## Problem
Within the listing below, show every line that contains the word "زوؤني".

(Beginning of Source information)

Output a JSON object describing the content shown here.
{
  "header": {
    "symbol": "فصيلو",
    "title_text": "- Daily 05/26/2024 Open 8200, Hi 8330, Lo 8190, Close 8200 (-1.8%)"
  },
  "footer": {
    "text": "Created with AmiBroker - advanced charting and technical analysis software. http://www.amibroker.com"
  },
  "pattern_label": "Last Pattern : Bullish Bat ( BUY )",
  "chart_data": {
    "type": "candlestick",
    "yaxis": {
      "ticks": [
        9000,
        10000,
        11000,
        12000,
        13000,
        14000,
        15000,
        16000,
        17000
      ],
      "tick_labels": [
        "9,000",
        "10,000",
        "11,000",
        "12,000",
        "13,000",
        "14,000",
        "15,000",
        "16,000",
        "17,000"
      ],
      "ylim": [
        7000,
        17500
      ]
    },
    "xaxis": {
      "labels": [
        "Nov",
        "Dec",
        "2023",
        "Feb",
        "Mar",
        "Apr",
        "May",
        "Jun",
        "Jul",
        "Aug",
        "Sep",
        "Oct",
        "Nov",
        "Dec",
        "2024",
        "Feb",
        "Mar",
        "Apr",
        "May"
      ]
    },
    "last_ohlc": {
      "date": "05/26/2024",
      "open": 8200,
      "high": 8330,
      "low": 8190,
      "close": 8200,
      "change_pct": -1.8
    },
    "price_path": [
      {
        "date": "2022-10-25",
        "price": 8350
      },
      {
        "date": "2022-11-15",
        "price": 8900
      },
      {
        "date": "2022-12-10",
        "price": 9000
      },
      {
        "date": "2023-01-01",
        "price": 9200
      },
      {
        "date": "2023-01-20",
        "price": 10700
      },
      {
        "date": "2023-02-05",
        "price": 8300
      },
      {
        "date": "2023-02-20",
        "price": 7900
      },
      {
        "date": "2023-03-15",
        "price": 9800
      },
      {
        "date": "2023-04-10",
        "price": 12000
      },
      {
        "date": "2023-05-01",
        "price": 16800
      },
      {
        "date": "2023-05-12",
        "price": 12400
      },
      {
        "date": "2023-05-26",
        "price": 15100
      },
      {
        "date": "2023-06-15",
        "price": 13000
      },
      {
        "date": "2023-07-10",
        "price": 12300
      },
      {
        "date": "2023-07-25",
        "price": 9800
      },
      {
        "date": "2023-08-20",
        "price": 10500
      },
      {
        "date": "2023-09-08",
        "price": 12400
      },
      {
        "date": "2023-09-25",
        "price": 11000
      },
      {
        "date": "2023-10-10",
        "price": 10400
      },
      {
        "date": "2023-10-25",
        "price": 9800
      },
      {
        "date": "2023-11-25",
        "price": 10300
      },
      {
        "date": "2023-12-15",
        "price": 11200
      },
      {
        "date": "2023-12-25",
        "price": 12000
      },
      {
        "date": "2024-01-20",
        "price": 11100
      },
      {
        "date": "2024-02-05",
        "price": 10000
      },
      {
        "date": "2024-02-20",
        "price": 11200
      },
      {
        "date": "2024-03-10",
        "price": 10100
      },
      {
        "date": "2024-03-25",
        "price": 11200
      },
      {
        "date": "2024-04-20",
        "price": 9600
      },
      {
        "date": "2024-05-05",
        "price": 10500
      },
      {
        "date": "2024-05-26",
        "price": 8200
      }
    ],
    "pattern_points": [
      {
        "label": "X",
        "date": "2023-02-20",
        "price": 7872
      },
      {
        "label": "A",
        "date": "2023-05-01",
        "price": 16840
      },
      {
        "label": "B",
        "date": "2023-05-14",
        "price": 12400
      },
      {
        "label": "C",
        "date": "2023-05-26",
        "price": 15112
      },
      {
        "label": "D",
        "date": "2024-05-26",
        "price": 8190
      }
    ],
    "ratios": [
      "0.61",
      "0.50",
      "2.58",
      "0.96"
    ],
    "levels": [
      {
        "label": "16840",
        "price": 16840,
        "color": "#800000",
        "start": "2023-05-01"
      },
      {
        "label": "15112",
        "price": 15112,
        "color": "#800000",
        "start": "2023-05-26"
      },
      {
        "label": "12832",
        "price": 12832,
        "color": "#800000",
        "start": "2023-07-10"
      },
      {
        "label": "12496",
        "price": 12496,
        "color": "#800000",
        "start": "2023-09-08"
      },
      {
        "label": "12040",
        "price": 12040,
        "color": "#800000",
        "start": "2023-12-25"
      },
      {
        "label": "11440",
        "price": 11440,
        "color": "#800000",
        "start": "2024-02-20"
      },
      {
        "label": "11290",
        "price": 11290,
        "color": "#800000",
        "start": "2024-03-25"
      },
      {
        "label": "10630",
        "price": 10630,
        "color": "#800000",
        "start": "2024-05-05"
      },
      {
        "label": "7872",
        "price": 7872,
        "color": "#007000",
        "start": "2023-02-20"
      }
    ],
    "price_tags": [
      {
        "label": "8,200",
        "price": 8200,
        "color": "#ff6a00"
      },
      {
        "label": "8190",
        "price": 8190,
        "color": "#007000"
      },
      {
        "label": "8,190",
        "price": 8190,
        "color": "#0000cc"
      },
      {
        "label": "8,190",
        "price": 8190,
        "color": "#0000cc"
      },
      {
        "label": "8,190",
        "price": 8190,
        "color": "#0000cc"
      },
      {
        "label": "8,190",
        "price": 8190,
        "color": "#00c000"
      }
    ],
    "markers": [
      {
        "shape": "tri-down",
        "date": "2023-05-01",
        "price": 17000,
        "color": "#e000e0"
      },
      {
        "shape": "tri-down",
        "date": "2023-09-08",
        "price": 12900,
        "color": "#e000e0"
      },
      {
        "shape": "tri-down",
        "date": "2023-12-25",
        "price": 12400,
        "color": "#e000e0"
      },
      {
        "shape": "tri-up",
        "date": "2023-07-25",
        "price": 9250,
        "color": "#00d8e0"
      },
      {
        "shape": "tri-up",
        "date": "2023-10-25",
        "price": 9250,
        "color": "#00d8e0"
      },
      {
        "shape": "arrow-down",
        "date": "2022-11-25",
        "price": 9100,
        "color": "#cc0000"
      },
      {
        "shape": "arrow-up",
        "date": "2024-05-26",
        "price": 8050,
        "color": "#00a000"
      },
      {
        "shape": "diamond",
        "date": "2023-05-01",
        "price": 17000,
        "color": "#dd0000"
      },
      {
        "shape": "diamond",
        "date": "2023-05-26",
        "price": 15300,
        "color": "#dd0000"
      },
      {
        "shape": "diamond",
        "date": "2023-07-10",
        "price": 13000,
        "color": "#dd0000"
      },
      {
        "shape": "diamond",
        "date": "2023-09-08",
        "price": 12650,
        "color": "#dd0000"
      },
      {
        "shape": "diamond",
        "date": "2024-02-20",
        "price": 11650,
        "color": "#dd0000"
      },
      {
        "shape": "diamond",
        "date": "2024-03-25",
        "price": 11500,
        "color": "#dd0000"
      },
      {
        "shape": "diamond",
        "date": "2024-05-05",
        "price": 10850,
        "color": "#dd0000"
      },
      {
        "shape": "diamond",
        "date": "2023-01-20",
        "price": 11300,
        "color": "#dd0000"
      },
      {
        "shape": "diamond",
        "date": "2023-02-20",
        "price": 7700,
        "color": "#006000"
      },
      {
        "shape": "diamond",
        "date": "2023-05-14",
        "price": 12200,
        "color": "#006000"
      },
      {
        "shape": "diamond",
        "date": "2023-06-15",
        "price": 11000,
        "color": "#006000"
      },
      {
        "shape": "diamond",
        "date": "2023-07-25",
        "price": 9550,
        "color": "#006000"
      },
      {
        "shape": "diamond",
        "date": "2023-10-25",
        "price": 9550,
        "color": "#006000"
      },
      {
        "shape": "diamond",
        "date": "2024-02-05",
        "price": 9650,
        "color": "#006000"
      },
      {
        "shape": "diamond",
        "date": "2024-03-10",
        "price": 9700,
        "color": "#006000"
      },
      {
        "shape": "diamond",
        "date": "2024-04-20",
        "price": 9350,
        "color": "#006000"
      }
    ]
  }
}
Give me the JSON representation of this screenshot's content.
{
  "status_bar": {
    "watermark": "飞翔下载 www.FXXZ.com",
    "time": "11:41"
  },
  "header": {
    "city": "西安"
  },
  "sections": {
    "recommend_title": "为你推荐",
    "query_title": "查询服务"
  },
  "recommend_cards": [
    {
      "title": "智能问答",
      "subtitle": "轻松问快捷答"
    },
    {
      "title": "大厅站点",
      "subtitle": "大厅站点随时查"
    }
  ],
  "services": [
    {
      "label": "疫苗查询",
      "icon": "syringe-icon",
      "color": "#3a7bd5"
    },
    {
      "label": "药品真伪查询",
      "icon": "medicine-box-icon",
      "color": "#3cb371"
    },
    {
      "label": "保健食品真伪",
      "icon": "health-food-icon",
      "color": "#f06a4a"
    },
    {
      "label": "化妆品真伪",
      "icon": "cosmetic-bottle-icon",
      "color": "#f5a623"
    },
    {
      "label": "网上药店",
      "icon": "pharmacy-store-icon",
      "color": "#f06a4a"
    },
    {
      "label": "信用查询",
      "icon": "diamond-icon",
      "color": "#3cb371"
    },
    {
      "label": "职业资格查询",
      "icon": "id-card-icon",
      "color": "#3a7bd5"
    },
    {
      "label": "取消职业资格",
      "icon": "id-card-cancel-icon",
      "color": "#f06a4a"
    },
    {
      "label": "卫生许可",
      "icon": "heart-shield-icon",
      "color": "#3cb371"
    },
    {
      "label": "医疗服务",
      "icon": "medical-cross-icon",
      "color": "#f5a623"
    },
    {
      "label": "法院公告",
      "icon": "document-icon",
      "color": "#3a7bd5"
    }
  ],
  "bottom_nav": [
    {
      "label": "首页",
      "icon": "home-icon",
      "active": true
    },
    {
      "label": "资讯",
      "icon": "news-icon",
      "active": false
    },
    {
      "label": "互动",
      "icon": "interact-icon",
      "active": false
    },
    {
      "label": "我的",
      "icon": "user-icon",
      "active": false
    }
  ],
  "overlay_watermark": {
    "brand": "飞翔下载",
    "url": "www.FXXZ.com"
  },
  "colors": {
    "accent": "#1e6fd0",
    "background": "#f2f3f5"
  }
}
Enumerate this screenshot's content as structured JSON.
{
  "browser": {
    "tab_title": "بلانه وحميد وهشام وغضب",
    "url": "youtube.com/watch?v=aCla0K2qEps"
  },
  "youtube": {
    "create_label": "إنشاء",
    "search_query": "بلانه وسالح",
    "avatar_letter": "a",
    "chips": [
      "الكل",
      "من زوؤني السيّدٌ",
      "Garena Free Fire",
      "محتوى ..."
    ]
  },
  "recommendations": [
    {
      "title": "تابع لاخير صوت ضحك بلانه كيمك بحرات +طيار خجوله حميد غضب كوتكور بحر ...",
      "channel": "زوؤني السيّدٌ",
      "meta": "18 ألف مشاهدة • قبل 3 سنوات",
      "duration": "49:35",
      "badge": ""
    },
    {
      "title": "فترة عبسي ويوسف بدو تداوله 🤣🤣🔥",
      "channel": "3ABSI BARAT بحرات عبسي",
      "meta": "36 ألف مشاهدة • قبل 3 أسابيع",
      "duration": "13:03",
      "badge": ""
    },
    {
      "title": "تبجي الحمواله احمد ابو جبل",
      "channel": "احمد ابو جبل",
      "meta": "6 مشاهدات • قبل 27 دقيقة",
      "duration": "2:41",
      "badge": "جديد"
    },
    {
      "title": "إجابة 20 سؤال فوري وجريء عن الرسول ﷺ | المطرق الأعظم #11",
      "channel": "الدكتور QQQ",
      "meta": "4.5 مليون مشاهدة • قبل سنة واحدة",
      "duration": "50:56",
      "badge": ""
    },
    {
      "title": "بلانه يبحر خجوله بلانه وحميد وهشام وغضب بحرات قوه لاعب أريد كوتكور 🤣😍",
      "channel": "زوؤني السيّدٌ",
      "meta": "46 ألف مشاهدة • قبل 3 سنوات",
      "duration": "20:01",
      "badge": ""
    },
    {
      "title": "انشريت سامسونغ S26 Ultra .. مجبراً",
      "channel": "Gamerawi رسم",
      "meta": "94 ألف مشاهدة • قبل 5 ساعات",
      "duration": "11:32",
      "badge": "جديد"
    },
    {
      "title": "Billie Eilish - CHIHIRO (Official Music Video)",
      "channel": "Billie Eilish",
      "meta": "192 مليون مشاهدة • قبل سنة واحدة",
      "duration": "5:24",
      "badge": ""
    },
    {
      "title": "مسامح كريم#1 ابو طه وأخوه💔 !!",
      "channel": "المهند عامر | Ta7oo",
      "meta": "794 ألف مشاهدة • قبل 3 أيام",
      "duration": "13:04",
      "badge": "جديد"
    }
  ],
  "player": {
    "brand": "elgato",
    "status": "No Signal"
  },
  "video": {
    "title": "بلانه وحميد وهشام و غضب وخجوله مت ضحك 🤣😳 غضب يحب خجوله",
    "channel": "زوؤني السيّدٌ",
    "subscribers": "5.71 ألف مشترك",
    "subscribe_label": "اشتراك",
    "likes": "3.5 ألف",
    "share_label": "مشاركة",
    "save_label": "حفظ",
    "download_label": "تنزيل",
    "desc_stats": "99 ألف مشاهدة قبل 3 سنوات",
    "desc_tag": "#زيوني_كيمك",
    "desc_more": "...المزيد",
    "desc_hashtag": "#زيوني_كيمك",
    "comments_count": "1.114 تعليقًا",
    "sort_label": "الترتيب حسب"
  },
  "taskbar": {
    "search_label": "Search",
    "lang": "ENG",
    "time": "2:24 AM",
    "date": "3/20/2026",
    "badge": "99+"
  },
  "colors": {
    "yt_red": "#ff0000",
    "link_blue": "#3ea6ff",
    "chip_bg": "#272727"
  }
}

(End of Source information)

## Response to the exercise
      "من زوؤني السيّدٌ",
      "channel": "زوؤني السيّدٌ",
      "channel": "زوؤني السيّدٌ",
    "channel": "زوؤني السيّدٌ",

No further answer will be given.